[Given records — start]
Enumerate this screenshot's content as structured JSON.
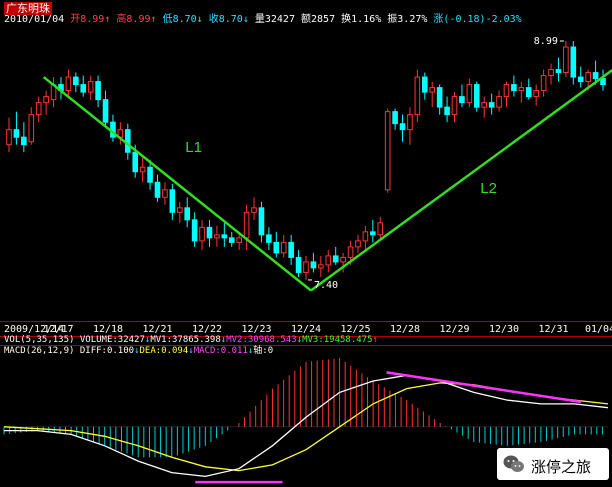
{
  "header": {
    "stock_name": "广东明珠",
    "date": "2010/01/04",
    "open_label": "开",
    "open_value": "8.99",
    "high_label": "高",
    "high_value": "8.99",
    "low_label": "低",
    "low_value": "8.70",
    "close_label": "收",
    "close_value": "8.70",
    "volume_label": "量",
    "volume_value": "32427",
    "amount_label": "额",
    "amount_value": "2857",
    "turnover_label": "换",
    "turnover_value": "1.16%",
    "amplitude_label": "振",
    "amplitude_value": "3.27%",
    "change_label": "涨",
    "change_value": "(-0.18)-2.03%"
  },
  "volume_indicator": {
    "name": "VOL(5,35,135)",
    "volume": "VOLUME:32427",
    "mv1": "MV1:37865.398",
    "mv2": "MV2:30968.543",
    "mv3": "MV3:19458.475"
  },
  "macd_indicator": {
    "name": "MACD(26,12,9)",
    "diff": "DIFF:0.100",
    "dea": "DEA:0.094",
    "macd": "MACD:0.011",
    "axis": "轴:0"
  },
  "watermark": {
    "text": "涨停之旅"
  },
  "chart_data": [
    {
      "type": "candlestick",
      "title": "广东明珠",
      "x_tick_labels": [
        "2009/12/14",
        "12/17",
        "12/18",
        "12/21",
        "12/22",
        "12/23",
        "12/24",
        "12/25",
        "12/28",
        "12/29",
        "12/30",
        "12/31",
        "01/04"
      ],
      "ylim": [
        7.2,
        9.05
      ],
      "annotations": [
        {
          "text": "8.99",
          "kind": "high-marker"
        },
        {
          "text": "7.40",
          "kind": "low-marker"
        },
        {
          "text": "L1",
          "kind": "trendline-label"
        },
        {
          "text": "L2",
          "kind": "trendline-label"
        }
      ],
      "trendlines": [
        {
          "name": "L1",
          "from": [
            0.7,
            8.75
          ],
          "to": [
            6.1,
            7.33
          ],
          "color": "#33dd22"
        },
        {
          "name": "L2",
          "from": [
            6.1,
            7.33
          ],
          "to": [
            12.7,
            8.92
          ],
          "color": "#33dd22"
        }
      ],
      "colors": {
        "up": "#ff3333",
        "down": "#00ffff",
        "trend": "#33dd22"
      },
      "candles": [
        {
          "o": 8.3,
          "h": 8.48,
          "l": 8.25,
          "c": 8.4
        },
        {
          "o": 8.4,
          "h": 8.52,
          "l": 8.3,
          "c": 8.35
        },
        {
          "o": 8.35,
          "h": 8.45,
          "l": 8.25,
          "c": 8.3
        },
        {
          "o": 8.32,
          "h": 8.55,
          "l": 8.3,
          "c": 8.5
        },
        {
          "o": 8.5,
          "h": 8.62,
          "l": 8.45,
          "c": 8.58
        },
        {
          "o": 8.58,
          "h": 8.66,
          "l": 8.5,
          "c": 8.62
        },
        {
          "o": 8.6,
          "h": 8.75,
          "l": 8.55,
          "c": 8.7
        },
        {
          "o": 8.7,
          "h": 8.75,
          "l": 8.6,
          "c": 8.66
        },
        {
          "o": 8.66,
          "h": 8.8,
          "l": 8.62,
          "c": 8.75
        },
        {
          "o": 8.75,
          "h": 8.78,
          "l": 8.65,
          "c": 8.7
        },
        {
          "o": 8.7,
          "h": 8.76,
          "l": 8.62,
          "c": 8.65
        },
        {
          "o": 8.65,
          "h": 8.76,
          "l": 8.6,
          "c": 8.72
        },
        {
          "o": 8.72,
          "h": 8.76,
          "l": 8.55,
          "c": 8.6
        },
        {
          "o": 8.6,
          "h": 8.66,
          "l": 8.42,
          "c": 8.45
        },
        {
          "o": 8.45,
          "h": 8.5,
          "l": 8.32,
          "c": 8.35
        },
        {
          "o": 8.35,
          "h": 8.45,
          "l": 8.3,
          "c": 8.4
        },
        {
          "o": 8.4,
          "h": 8.44,
          "l": 8.2,
          "c": 8.25
        },
        {
          "o": 8.25,
          "h": 8.3,
          "l": 8.08,
          "c": 8.12
        },
        {
          "o": 8.12,
          "h": 8.22,
          "l": 8.05,
          "c": 8.15
        },
        {
          "o": 8.15,
          "h": 8.2,
          "l": 8.0,
          "c": 8.05
        },
        {
          "o": 8.05,
          "h": 8.1,
          "l": 7.92,
          "c": 7.95
        },
        {
          "o": 7.95,
          "h": 8.05,
          "l": 7.9,
          "c": 8.0
        },
        {
          "o": 8.0,
          "h": 8.04,
          "l": 7.8,
          "c": 7.85
        },
        {
          "o": 7.85,
          "h": 7.92,
          "l": 7.78,
          "c": 7.88
        },
        {
          "o": 7.88,
          "h": 7.95,
          "l": 7.75,
          "c": 7.8
        },
        {
          "o": 7.8,
          "h": 7.85,
          "l": 7.62,
          "c": 7.66
        },
        {
          "o": 7.66,
          "h": 7.8,
          "l": 7.6,
          "c": 7.75
        },
        {
          "o": 7.75,
          "h": 7.8,
          "l": 7.62,
          "c": 7.68
        },
        {
          "o": 7.68,
          "h": 7.76,
          "l": 7.62,
          "c": 7.7
        },
        {
          "o": 7.7,
          "h": 7.78,
          "l": 7.62,
          "c": 7.68
        },
        {
          "o": 7.68,
          "h": 7.72,
          "l": 7.62,
          "c": 7.65
        },
        {
          "o": 7.65,
          "h": 7.72,
          "l": 7.6,
          "c": 7.68
        },
        {
          "o": 7.68,
          "h": 7.9,
          "l": 7.6,
          "c": 7.85
        },
        {
          "o": 7.85,
          "h": 7.95,
          "l": 7.8,
          "c": 7.88
        },
        {
          "o": 7.88,
          "h": 7.92,
          "l": 7.65,
          "c": 7.7
        },
        {
          "o": 7.7,
          "h": 7.75,
          "l": 7.6,
          "c": 7.65
        },
        {
          "o": 7.65,
          "h": 7.72,
          "l": 7.55,
          "c": 7.58
        },
        {
          "o": 7.58,
          "h": 7.7,
          "l": 7.55,
          "c": 7.65
        },
        {
          "o": 7.65,
          "h": 7.7,
          "l": 7.5,
          "c": 7.55
        },
        {
          "o": 7.55,
          "h": 7.6,
          "l": 7.42,
          "c": 7.45
        },
        {
          "o": 7.45,
          "h": 7.56,
          "l": 7.4,
          "c": 7.52
        },
        {
          "o": 7.52,
          "h": 7.58,
          "l": 7.45,
          "c": 7.48
        },
        {
          "o": 7.48,
          "h": 7.56,
          "l": 7.42,
          "c": 7.5
        },
        {
          "o": 7.5,
          "h": 7.6,
          "l": 7.45,
          "c": 7.56
        },
        {
          "o": 7.56,
          "h": 7.62,
          "l": 7.5,
          "c": 7.52
        },
        {
          "o": 7.52,
          "h": 7.58,
          "l": 7.45,
          "c": 7.55
        },
        {
          "o": 7.55,
          "h": 7.66,
          "l": 7.5,
          "c": 7.62
        },
        {
          "o": 7.62,
          "h": 7.7,
          "l": 7.58,
          "c": 7.66
        },
        {
          "o": 7.66,
          "h": 7.76,
          "l": 7.6,
          "c": 7.72
        },
        {
          "o": 7.72,
          "h": 7.8,
          "l": 7.65,
          "c": 7.7
        },
        {
          "o": 7.7,
          "h": 7.82,
          "l": 7.66,
          "c": 7.78
        },
        {
          "o": 8.0,
          "h": 8.54,
          "l": 7.98,
          "c": 8.52
        },
        {
          "o": 8.52,
          "h": 8.54,
          "l": 8.4,
          "c": 8.44
        },
        {
          "o": 8.44,
          "h": 8.5,
          "l": 8.32,
          "c": 8.4
        },
        {
          "o": 8.4,
          "h": 8.55,
          "l": 8.3,
          "c": 8.5
        },
        {
          "o": 8.5,
          "h": 8.8,
          "l": 8.45,
          "c": 8.75
        },
        {
          "o": 8.75,
          "h": 8.78,
          "l": 8.6,
          "c": 8.65
        },
        {
          "o": 8.65,
          "h": 8.72,
          "l": 8.55,
          "c": 8.68
        },
        {
          "o": 8.68,
          "h": 8.7,
          "l": 8.5,
          "c": 8.55
        },
        {
          "o": 8.55,
          "h": 8.62,
          "l": 8.45,
          "c": 8.5
        },
        {
          "o": 8.5,
          "h": 8.65,
          "l": 8.45,
          "c": 8.62
        },
        {
          "o": 8.62,
          "h": 8.7,
          "l": 8.55,
          "c": 8.58
        },
        {
          "o": 8.58,
          "h": 8.74,
          "l": 8.55,
          "c": 8.7
        },
        {
          "o": 8.7,
          "h": 8.72,
          "l": 8.52,
          "c": 8.55
        },
        {
          "o": 8.55,
          "h": 8.62,
          "l": 8.48,
          "c": 8.58
        },
        {
          "o": 8.58,
          "h": 8.64,
          "l": 8.5,
          "c": 8.55
        },
        {
          "o": 8.55,
          "h": 8.66,
          "l": 8.52,
          "c": 8.62
        },
        {
          "o": 8.62,
          "h": 8.72,
          "l": 8.55,
          "c": 8.7
        },
        {
          "o": 8.7,
          "h": 8.76,
          "l": 8.62,
          "c": 8.66
        },
        {
          "o": 8.66,
          "h": 8.72,
          "l": 8.58,
          "c": 8.68
        },
        {
          "o": 8.68,
          "h": 8.74,
          "l": 8.6,
          "c": 8.62
        },
        {
          "o": 8.62,
          "h": 8.7,
          "l": 8.56,
          "c": 8.66
        },
        {
          "o": 8.66,
          "h": 8.8,
          "l": 8.62,
          "c": 8.76
        },
        {
          "o": 8.76,
          "h": 8.84,
          "l": 8.7,
          "c": 8.8
        },
        {
          "o": 8.8,
          "h": 8.88,
          "l": 8.72,
          "c": 8.78
        },
        {
          "o": 8.78,
          "h": 8.99,
          "l": 8.75,
          "c": 8.95
        },
        {
          "o": 8.95,
          "h": 8.99,
          "l": 8.7,
          "c": 8.75
        },
        {
          "o": 8.75,
          "h": 8.82,
          "l": 8.68,
          "c": 8.72
        },
        {
          "o": 8.72,
          "h": 8.8,
          "l": 8.66,
          "c": 8.78
        },
        {
          "o": 8.78,
          "h": 8.86,
          "l": 8.7,
          "c": 8.74
        },
        {
          "o": 8.74,
          "h": 8.8,
          "l": 8.66,
          "c": 8.7
        }
      ]
    },
    {
      "type": "bar",
      "title": "VOL(5,35,135)",
      "values": []
    },
    {
      "type": "line",
      "title": "MACD(26,12,9)",
      "ylim": [
        -0.3,
        0.35
      ],
      "series": [
        {
          "name": "DIFF",
          "color": "#ffffff",
          "values": [
            -0.02,
            -0.02,
            -0.04,
            -0.1,
            -0.18,
            -0.24,
            -0.26,
            -0.22,
            -0.1,
            0.05,
            0.18,
            0.24,
            0.27,
            0.24,
            0.18,
            0.14,
            0.12,
            0.12,
            0.1
          ]
        },
        {
          "name": "DEA",
          "color": "#ffff33",
          "values": [
            0.0,
            -0.01,
            -0.02,
            -0.05,
            -0.1,
            -0.16,
            -0.21,
            -0.23,
            -0.2,
            -0.12,
            0.0,
            0.12,
            0.2,
            0.23,
            0.22,
            0.19,
            0.16,
            0.14,
            0.12
          ]
        },
        {
          "name": "MACD",
          "color": "#ff4444",
          "values": [
            -0.04,
            -0.02,
            -0.04,
            -0.1,
            -0.16,
            -0.16,
            -0.1,
            0.02,
            0.2,
            0.34,
            0.36,
            0.24,
            0.14,
            0.02,
            -0.08,
            -0.1,
            -0.08,
            -0.04,
            -0.04
          ]
        }
      ]
    }
  ]
}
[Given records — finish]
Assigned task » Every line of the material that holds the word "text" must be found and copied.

Response area »
    "text": "涨停之旅"
          "text": "8.99",
          "text": "7.40",
          "text": "L1",
          "text": "L2",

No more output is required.